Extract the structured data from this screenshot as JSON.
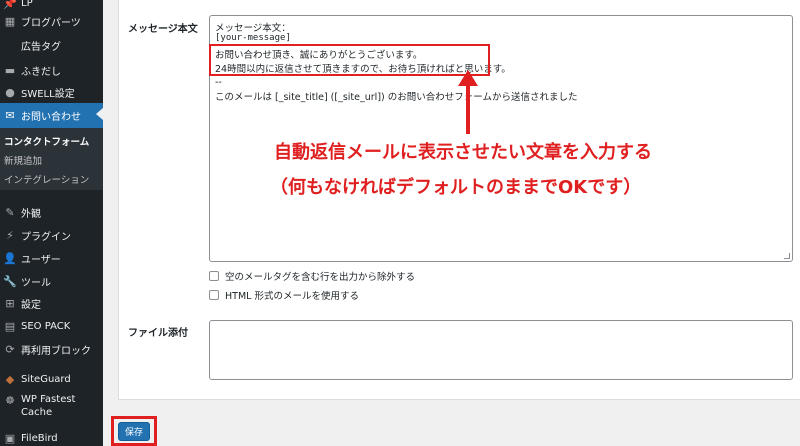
{
  "sidebar": {
    "items": [
      {
        "label": "LP",
        "icon": "pin-icon"
      },
      {
        "label": "ブログパーツ",
        "icon": "blocks-icon"
      },
      {
        "label": "広告タグ",
        "icon": ""
      },
      {
        "label": "ふきだし",
        "icon": "speech-bubble-icon"
      },
      {
        "label": "SWELL設定",
        "icon": "swell-logo-icon"
      },
      {
        "label": "お問い合わせ",
        "icon": "mail-icon"
      },
      {
        "label": "外観",
        "icon": "brush-icon"
      },
      {
        "label": "プラグイン",
        "icon": "plugin-icon"
      },
      {
        "label": "ユーザー",
        "icon": "user-icon"
      },
      {
        "label": "ツール",
        "icon": "wrench-icon"
      },
      {
        "label": "設定",
        "icon": "settings-icon"
      },
      {
        "label": "SEO PACK",
        "icon": "seo-icon"
      },
      {
        "label": "再利用ブロック",
        "icon": "reuse-icon"
      },
      {
        "label": "SiteGuard",
        "icon": "siteguard-icon"
      },
      {
        "label": "WP Fastest Cache",
        "icon": "cheetah-icon"
      },
      {
        "label": "FileBird",
        "icon": "filebird-icon"
      }
    ],
    "submenu": [
      "コンタクトフォーム",
      "新規追加",
      "インテグレーション"
    ]
  },
  "form": {
    "message_label": "メッセージ本文",
    "message_lines": [
      "メッセージ本文：",
      "[your-message]",
      "お問い合わせ頂き、誠にありがとうございます。",
      "24時間以内に返信させて頂きますので、お待ち頂ければと思います。",
      "--",
      "このメールは [_site_title] ([_site_url]) のお問い合わせフォームから送信されました"
    ],
    "checkbox_exclude": "空のメールタグを含む行を出力から除外する",
    "checkbox_html": "HTML 形式のメールを使用する",
    "attachment_label": "ファイル添付",
    "save_label": "保存"
  },
  "annotation": {
    "line1": "自動返信メールに表示させたい文章を入力する",
    "line2": "（何もなければデフォルトのままでOKです）"
  },
  "colors": {
    "accent": "#2271b1",
    "annotation": "#e02020",
    "sidebar": "#1d2327"
  }
}
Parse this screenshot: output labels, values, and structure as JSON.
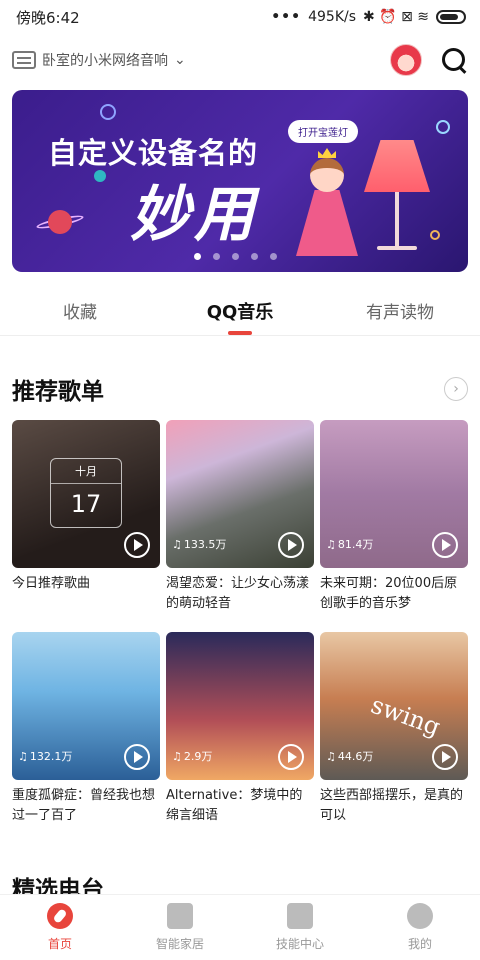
{
  "status": {
    "time": "傍晚6:42",
    "dots": "•••",
    "speed": "495K/s",
    "sys_icons": "✱ ⏰ ⊠ ≋"
  },
  "header": {
    "device_name": "卧室的小米网络音响",
    "chevron": "⌄"
  },
  "banner": {
    "line1": "自定义设备名的",
    "line2": "妙用",
    "tag": "打开宝莲灯"
  },
  "tabs": [
    {
      "label": "收藏"
    },
    {
      "label": "QQ音乐"
    },
    {
      "label": "有声读物"
    }
  ],
  "section1": {
    "title": "推荐歌单",
    "more": "›"
  },
  "playlists": [
    {
      "title": "今日推荐歌曲",
      "count": "",
      "cal_month": "十月",
      "cal_day": "17"
    },
    {
      "title": "渴望恋爱：让少女心荡漾的萌动轻音",
      "count": "133.5万"
    },
    {
      "title": "未来可期：20位00后原创歌手的音乐梦",
      "count": "81.4万"
    },
    {
      "title": "重度孤僻症：曾经我也想过一了百了",
      "count": "132.1万"
    },
    {
      "title": "Alternative：梦境中的绵言细语",
      "count": "2.9万"
    },
    {
      "title": "这些西部摇摆乐，是真的可以",
      "count": "44.6万",
      "overlay": "swing"
    }
  ],
  "section2": {
    "title": "精选电台"
  },
  "bottom_nav": [
    {
      "label": "首页",
      "icon": "home-icon"
    },
    {
      "label": "智能家居",
      "icon": "smart-home-icon"
    },
    {
      "label": "技能中心",
      "icon": "skills-icon"
    },
    {
      "label": "我的",
      "icon": "profile-icon"
    }
  ],
  "colors": {
    "accent": "#e8453c",
    "banner": "#4f2aa8"
  }
}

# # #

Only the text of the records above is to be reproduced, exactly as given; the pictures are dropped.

Extract the structured data from this screenshot as JSON.
{
  "sidebar": {
    "items": [
      {
        "label": "LP",
        "icon": "pin-icon"
      },
      {
        "label": "ブログパーツ",
        "icon": "blocks-icon"
      },
      {
        "label": "広告タグ",
        "icon": ""
      },
      {
        "label": "ふきだし",
        "icon": "speech-bubble-icon"
      },
      {
        "label": "SWELL設定",
        "icon": "swell-logo-icon"
      },
      {
        "label": "お問い合わせ",
        "icon": "mail-icon"
      },
      {
        "label": "外観",
        "icon": "brush-icon"
      },
      {
        "label": "プラグイン",
        "icon": "plugin-icon"
      },
      {
        "label": "ユーザー",
        "icon": "user-icon"
      },
      {
        "label": "ツール",
        "icon": "wrench-icon"
      },
      {
        "label": "設定",
        "icon": "settings-icon"
      },
      {
        "label": "SEO PACK",
        "icon": "seo-icon"
      },
      {
        "label": "再利用ブロック",
        "icon": "reuse-icon"
      },
      {
        "label": "SiteGuard",
        "icon": "siteguard-icon"
      },
      {
        "label": "WP Fastest Cache",
        "icon": "cheetah-icon"
      },
      {
        "label": "FileBird",
        "icon": "filebird-icon"
      }
    ],
    "submenu": [
      "コンタクトフォーム",
      "新規追加",
      "インテグレーション"
    ]
  },
  "form": {
    "message_label": "メッセージ本文",
    "message_lines": [
      "メッセージ本文：",
      "[your-message]",
      "お問い合わせ頂き、誠にありがとうございます。",
      "24時間以内に返信させて頂きますので、お待ち頂ければと思います。",
      "--",
      "このメールは [_site_title] ([_site_url]) のお問い合わせフォームから送信されました"
    ],
    "checkbox_exclude": "空のメールタグを含む行を出力から除外する",
    "checkbox_html": "HTML 形式のメールを使用する",
    "attachment_label": "ファイル添付",
    "save_label": "保存"
  },
  "annotation": {
    "line1": "自動返信メールに表示させたい文章を入力する",
    "line2": "（何もなければデフォルトのままでOKです）"
  },
  "colors": {
    "accent": "#2271b1",
    "annotation": "#e02020",
    "sidebar": "#1d2327"
  }
}
Parse this screenshot: output labels, values, and structure as JSON.
{
  "status": {
    "time": "傍晚6:42",
    "dots": "•••",
    "speed": "495K/s",
    "sys_icons": "✱ ⏰ ⊠ ≋"
  },
  "header": {
    "device_name": "卧室的小米网络音响",
    "chevron": "⌄"
  },
  "banner": {
    "line1": "自定义设备名的",
    "line2": "妙用",
    "tag": "打开宝莲灯"
  },
  "tabs": [
    {
      "label": "收藏"
    },
    {
      "label": "QQ音乐"
    },
    {
      "label": "有声读物"
    }
  ],
  "section1": {
    "title": "推荐歌单",
    "more": "›"
  },
  "playlists": [
    {
      "title": "今日推荐歌曲",
      "count": "",
      "cal_month": "十月",
      "cal_day": "17"
    },
    {
      "title": "渴望恋爱：让少女心荡漾的萌动轻音",
      "count": "133.5万"
    },
    {
      "title": "未来可期：20位00后原创歌手的音乐梦",
      "count": "81.4万"
    },
    {
      "title": "重度孤僻症：曾经我也想过一了百了",
      "count": "132.1万"
    },
    {
      "title": "Alternative：梦境中的绵言细语",
      "count": "2.9万"
    },
    {
      "title": "这些西部摇摆乐，是真的可以",
      "count": "44.6万",
      "overlay": "swing"
    }
  ],
  "section2": {
    "title": "精选电台"
  },
  "bottom_nav": [
    {
      "label": "首页",
      "icon": "home-icon"
    },
    {
      "label": "智能家居",
      "icon": "smart-home-icon"
    },
    {
      "label": "技能中心",
      "icon": "skills-icon"
    },
    {
      "label": "我的",
      "icon": "profile-icon"
    }
  ],
  "colors": {
    "accent": "#e8453c",
    "banner": "#4f2aa8"
  }
}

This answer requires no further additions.